This subject will examine the nature and capacity of international law to accommodate both environment and development objectives. It will explore the meaning of ‘development’, the legal basis for promoting development, and the ways in which states balance environment and development considerations in international law. The nexus between development and the environment in international law is complex. International laws protecting the environment have evolved to take account of development considerations. Environmental treaties such as the United Nations Framework Convention on Climate Change provide for different commitments from developing and developed countries. Meanwhile, international cooperation fostering development has been shaped by environmental protection. Economic instruments, such as those governing international trade, impact on environmental regulation, and development lending is often linked to environmental performance.

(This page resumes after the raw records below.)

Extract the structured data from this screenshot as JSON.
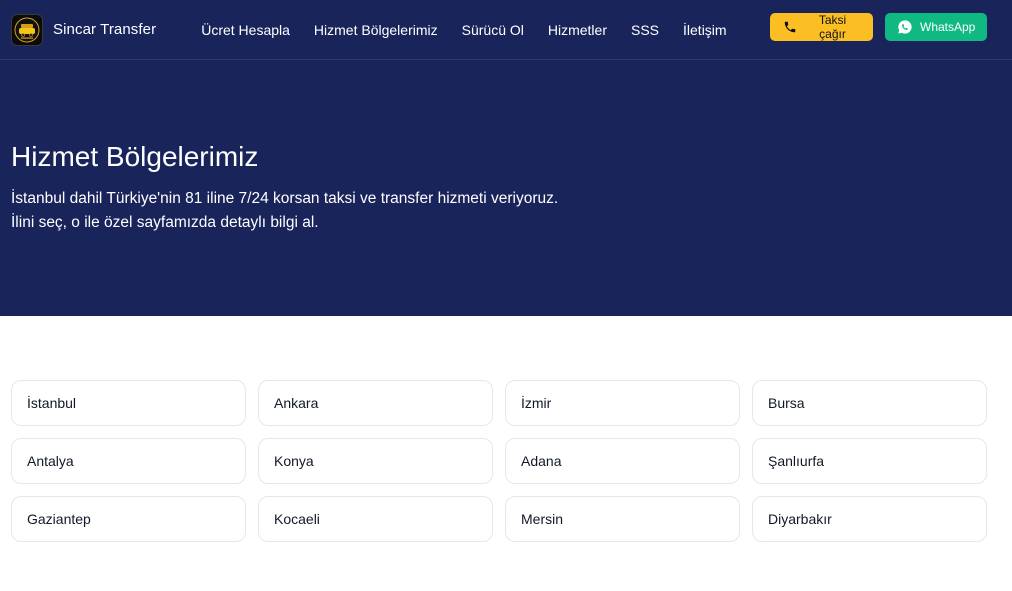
{
  "brand": {
    "name": "Sincar Transfer",
    "logo_icon": "taxi-logo-icon"
  },
  "nav": {
    "links": [
      "Ücret Hesapla",
      "Hizmet Bölgelerimiz",
      "Sürücü Ol",
      "Hizmetler",
      "SSS",
      "İletişim"
    ]
  },
  "actions": {
    "taxi_label": "Taksi çağır",
    "taxi_icon": "phone-icon",
    "taxi_color": "#fbbf24",
    "whatsapp_label": "WhatsApp",
    "whatsapp_icon": "whatsapp-icon",
    "whatsapp_color": "#10b981"
  },
  "hero": {
    "title": "Hizmet Bölgelerimiz",
    "line1": "İstanbul dahil Türkiye'nin 81 iline 7/24 korsan taksi ve transfer hizmeti veriyoruz.",
    "line2": "İlini seç, o ile özel sayfamızda detaylı bilgi al.",
    "background": "#19245a"
  },
  "cities": [
    "İstanbul",
    "Ankara",
    "İzmir",
    "Bursa",
    "Antalya",
    "Konya",
    "Adana",
    "Şanlıurfa",
    "Gaziantep",
    "Kocaeli",
    "Mersin",
    "Diyarbakır"
  ]
}
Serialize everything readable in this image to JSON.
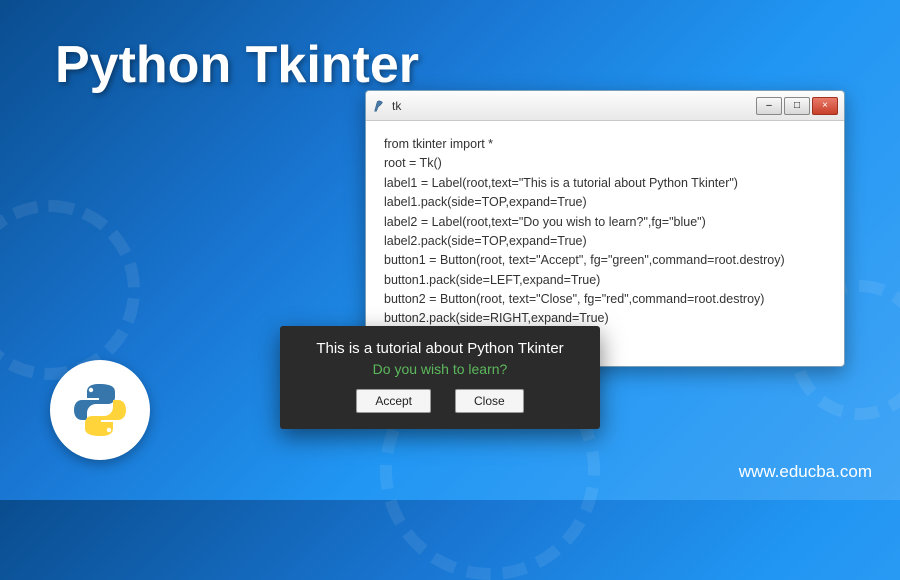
{
  "page_title": "Python Tkinter",
  "site_url": "www.educba.com",
  "logo_name": "python-logo",
  "code_window": {
    "title": "tk",
    "min_label": "–",
    "max_label": "□",
    "close_label": "×",
    "code": "from tkinter import *\nroot = Tk()\nlabel1 = Label(root,text=\"This is a tutorial about Python Tkinter\")\nlabel1.pack(side=TOP,expand=True)\nlabel2 = Label(root,text=\"Do you wish to learn?\",fg=\"blue\")\nlabel2.pack(side=TOP,expand=True)\nbutton1 = Button(root, text=\"Accept\", fg=\"green\",command=root.destroy)\nbutton1.pack(side=LEFT,expand=True)\nbutton2 = Button(root, text=\"Close\", fg=\"red\",command=root.destroy)\nbutton2.pack(side=RIGHT,expand=True)\nroot.mainloop()"
  },
  "dialog": {
    "line1": "This is a tutorial about Python Tkinter",
    "line2": "Do you wish to learn?",
    "accept_label": "Accept",
    "close_label": "Close"
  }
}
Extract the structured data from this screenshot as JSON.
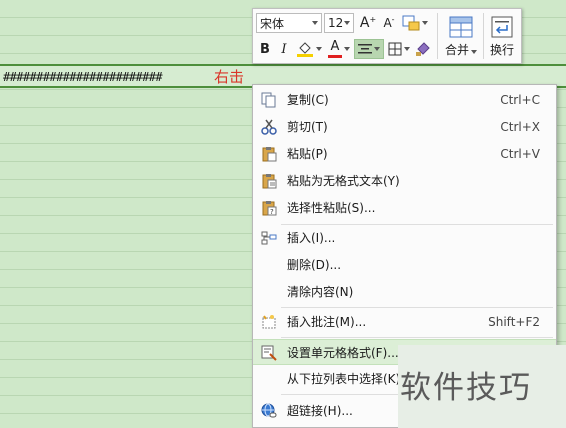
{
  "sheet": {
    "cell_text": "########################",
    "annotation": "右击"
  },
  "mini_toolbar": {
    "font_name": "宋体",
    "font_size": "12",
    "bold": "B",
    "italic": "I",
    "font_color_letter": "A",
    "grow_font": "A",
    "shrink_font": "A",
    "merge_label": "合并",
    "wrap_label": "换行"
  },
  "context_menu": {
    "items": [
      {
        "label": "复制(C)",
        "shortcut": "Ctrl+C",
        "icon": "copy-icon"
      },
      {
        "label": "剪切(T)",
        "shortcut": "Ctrl+X",
        "icon": "scissors-icon"
      },
      {
        "label": "粘贴(P)",
        "shortcut": "Ctrl+V",
        "icon": "paste-icon"
      },
      {
        "label": "粘贴为无格式文本(Y)",
        "shortcut": "",
        "icon": "paste-text-icon"
      },
      {
        "label": "选择性粘贴(S)...",
        "shortcut": "",
        "icon": "paste-special-icon"
      },
      {
        "label": "插入(I)...",
        "shortcut": "",
        "icon": "insert-icon"
      },
      {
        "label": "删除(D)...",
        "shortcut": "",
        "icon": ""
      },
      {
        "label": "清除内容(N)",
        "shortcut": "",
        "icon": ""
      },
      {
        "label": "插入批注(M)...",
        "shortcut": "Shift+F2",
        "icon": "comment-icon"
      },
      {
        "label": "设置单元格格式(F)...",
        "shortcut": "",
        "icon": "format-cells-icon"
      },
      {
        "label": "从下拉列表中选择(K)",
        "shortcut": "",
        "icon": ""
      },
      {
        "label": "超链接(H)...",
        "shortcut": "",
        "icon": "hyperlink-icon"
      }
    ]
  },
  "watermark": "软件技巧",
  "colors": {
    "highlight": "#dcefd6",
    "annotation": "#d9362a",
    "font_color_bar": "#e02020",
    "fill_color_bar": "#f5d000"
  }
}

The catch-all concept of sustainable development is invoked by states to combine consideration for environmental, economic and social development imperatives leading to contested outcomes.
Principal topics include:
- The historical evolution of the concept of ‘sustainable development’ in international law and the crafting of ‘Sustainable Development Goals’
- A critical appraisal of characterisations of ‘rights’ to a clean environment and to development in international law
- Case studies demonstrating how international laws to protect the environment take account of development considerations
- Case studies demonstrating how international economic instruments impact on or integrate environmental protection
- A critical assessment of the role of international law in states’ cooperative efforts to balance environment and development objectives.
Intended learning outcomes
A student who has successfully completed this subject will:
- Have an advanced and integrated understanding of the international legal principles governing the environmental impacts of development, including recent developments in this field of law and practice
- Be able to critically examine, analyse, interpret and assess the effects and implications of these legal rules
- Be an engaged participant in debate regarding emerging and contemporary issues in the field, such as the place of ‘sustainable development’ in international environmental law and the relationship between international economic instruments and environmental protection
- Have a sophisticated appreciation of the factors and processes driving the coordination of development and environment objectives in international decision-making
- Have an advanced and detailed understanding of the international laws and processes that attempt to combine environment and development considerations
- Have the cognitive and technical skills to generate critical and creative ideas relating the relationship between development and environmental protection in international law and to critically evaluate the outcomes from the different perspectives of the North and the South
- Have the cognitive and technical skills to independently examine, research and analyse existing and emerging legal issues relating to the intersection between the development project and environmental impact
- Have the communication skills to clearly articulate and convey complex information regarding international legal instruments and concepts that aim to balance development and environment objectives
- Be able demonstrate autonomy, expert judgment and responsibility as a practitioner and learner in the field of international law at the intersection of development and environmental protection priorities.
Last updated: 18 December 2020